In the decade that followed, many more white traders entered Damaraland, mostly from the Cape Colony. More serious still were the Boer incursions into the Herero lands from the Boer republics to the east. Maharero complained to the governor of the Cape Colony about Boers entering the eastern part of the territory. The Cape government sent the Palgrave Commission, and later annexed Walvis Bay in 1878, though this was not actually part of Maharero's territory.
In 1880 there were renewed hostilities between Maharero and Jan Jonker Afrikaner. What was originally a dispute over grazing escalated into a pogrom against all Nama living in Maharero's territory, and over 200 were killed. One who escaped with his life was Hendrik Witbooi, who thereafter led the opposition to Maharero.
Also faced with repeated attacks by the ǀKhowesin, a subtribe of the Khoikhoi under Hendrik Witbooi, Maharero signed a protection treaty with Imperial Germany's colonial governor Göring on 21 October 1885 but did not cede the land of the Herero. Due to lack of German support against Witbooi Maharero renounced this treaty in 1888 and reopened negotiations with the government of the Cape Colony. But by that time the Scramble for Africa was under way, and the Cape Colony government was powerless to intervene, even if it had wanted to. The European powers had by then recognised South West Africa as a German sphere of influence. Maharero reaffirmed the treaty with the Germans in May 1890.
Maharero died on 7 October 1890 in Okahandja. Historian Heinrich Vedder claims that his main wife Kataree poisoned him in order to prevent him from changing his mind on who his successor should be. His eldest son Samuel Maharero succeeded him as chief of the Herero.
- Shampapi, Shiremo (14 October 2011). "Maharero kaTjamuaha: The Consolidator of the Ovaherero Polity (1820-1890) Part II". New Era.
- Dierks, Klaus. "Biographies of Namibian Personalities, T. Entry for Ua Tjirwe Tjamuaha". Retrieved 24 June 2010.
- Dierks, Klaus. "Biographies of Namibian Personalities, A. Entry for Christian Afrikaner". Retrieved 24 June 2010.
- Dierks, Klaus. "Biographies of Namibian Personalities, M. Entry for Maharero". klausdierks.com. Retrieved 10 June 2011.
- Vedder 1997, p. 662.
- Vedder, Heinrich (1997). Das alte Südwestafrika. Südwestafrikas Geschichte bis zum Tode Mahareros 1890 [The old South-West Africa. South-West Africa's history until Maharero's death 1890] (in German) (7th ed.). Windhoek: Namibia Scientific Society. ISBN 0-949995-33-9.
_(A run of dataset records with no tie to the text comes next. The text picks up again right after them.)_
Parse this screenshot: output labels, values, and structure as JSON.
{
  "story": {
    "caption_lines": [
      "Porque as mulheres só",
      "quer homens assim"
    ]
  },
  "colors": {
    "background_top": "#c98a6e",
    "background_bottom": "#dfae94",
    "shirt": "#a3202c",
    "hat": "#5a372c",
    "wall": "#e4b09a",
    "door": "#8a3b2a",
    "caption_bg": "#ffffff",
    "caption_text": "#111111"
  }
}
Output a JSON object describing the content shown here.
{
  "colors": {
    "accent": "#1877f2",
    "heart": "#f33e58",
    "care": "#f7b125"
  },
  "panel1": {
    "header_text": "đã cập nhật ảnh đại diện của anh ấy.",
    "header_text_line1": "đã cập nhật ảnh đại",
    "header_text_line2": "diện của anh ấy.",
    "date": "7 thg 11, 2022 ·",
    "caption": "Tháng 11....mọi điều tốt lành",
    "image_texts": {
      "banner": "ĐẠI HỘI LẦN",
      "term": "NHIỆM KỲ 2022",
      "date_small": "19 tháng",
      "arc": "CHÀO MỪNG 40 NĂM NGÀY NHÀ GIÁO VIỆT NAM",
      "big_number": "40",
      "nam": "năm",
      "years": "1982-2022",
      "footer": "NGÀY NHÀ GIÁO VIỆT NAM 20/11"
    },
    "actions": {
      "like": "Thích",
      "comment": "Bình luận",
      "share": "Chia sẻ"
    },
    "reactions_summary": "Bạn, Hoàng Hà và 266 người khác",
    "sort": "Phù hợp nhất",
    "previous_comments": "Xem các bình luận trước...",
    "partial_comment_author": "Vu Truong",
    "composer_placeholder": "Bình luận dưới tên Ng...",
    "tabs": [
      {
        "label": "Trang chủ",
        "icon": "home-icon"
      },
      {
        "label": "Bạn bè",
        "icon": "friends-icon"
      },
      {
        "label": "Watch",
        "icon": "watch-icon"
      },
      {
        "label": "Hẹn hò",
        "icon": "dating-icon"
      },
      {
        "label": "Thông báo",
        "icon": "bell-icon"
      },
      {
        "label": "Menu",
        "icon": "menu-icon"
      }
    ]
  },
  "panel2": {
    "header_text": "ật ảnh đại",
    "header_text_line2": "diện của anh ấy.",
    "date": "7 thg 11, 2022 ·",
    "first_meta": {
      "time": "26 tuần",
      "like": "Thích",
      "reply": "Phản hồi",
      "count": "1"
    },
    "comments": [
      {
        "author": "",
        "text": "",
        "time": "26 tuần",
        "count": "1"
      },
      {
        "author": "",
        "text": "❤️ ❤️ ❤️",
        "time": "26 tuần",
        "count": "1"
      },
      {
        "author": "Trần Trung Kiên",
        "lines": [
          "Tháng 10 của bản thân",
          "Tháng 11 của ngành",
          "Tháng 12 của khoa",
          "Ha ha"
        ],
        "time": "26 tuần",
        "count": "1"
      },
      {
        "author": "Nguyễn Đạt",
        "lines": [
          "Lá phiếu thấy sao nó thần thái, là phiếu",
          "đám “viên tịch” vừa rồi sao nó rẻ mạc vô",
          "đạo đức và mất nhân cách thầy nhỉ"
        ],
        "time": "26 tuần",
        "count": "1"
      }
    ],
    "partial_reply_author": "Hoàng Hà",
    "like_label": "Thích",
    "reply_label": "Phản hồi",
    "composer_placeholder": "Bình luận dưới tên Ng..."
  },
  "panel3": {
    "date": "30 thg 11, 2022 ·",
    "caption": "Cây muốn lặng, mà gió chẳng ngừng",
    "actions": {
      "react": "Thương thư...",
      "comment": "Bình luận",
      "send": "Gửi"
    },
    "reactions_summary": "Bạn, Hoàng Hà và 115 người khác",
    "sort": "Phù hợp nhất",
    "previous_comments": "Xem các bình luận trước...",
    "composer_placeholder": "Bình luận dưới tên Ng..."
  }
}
- Dictionary of South African Biography, Vol II. Pretoria: Human Sciences Research Council. 1972. ISBN 0-624-00369-8.
- Gewald, Jan-Bart (1999). Herero heroes: a socio-political history of the Herero of Namibia 1890-1923. Oxford: James Currey. ISBN 0-85255-749-3.
|Paramount Chief of the Herero people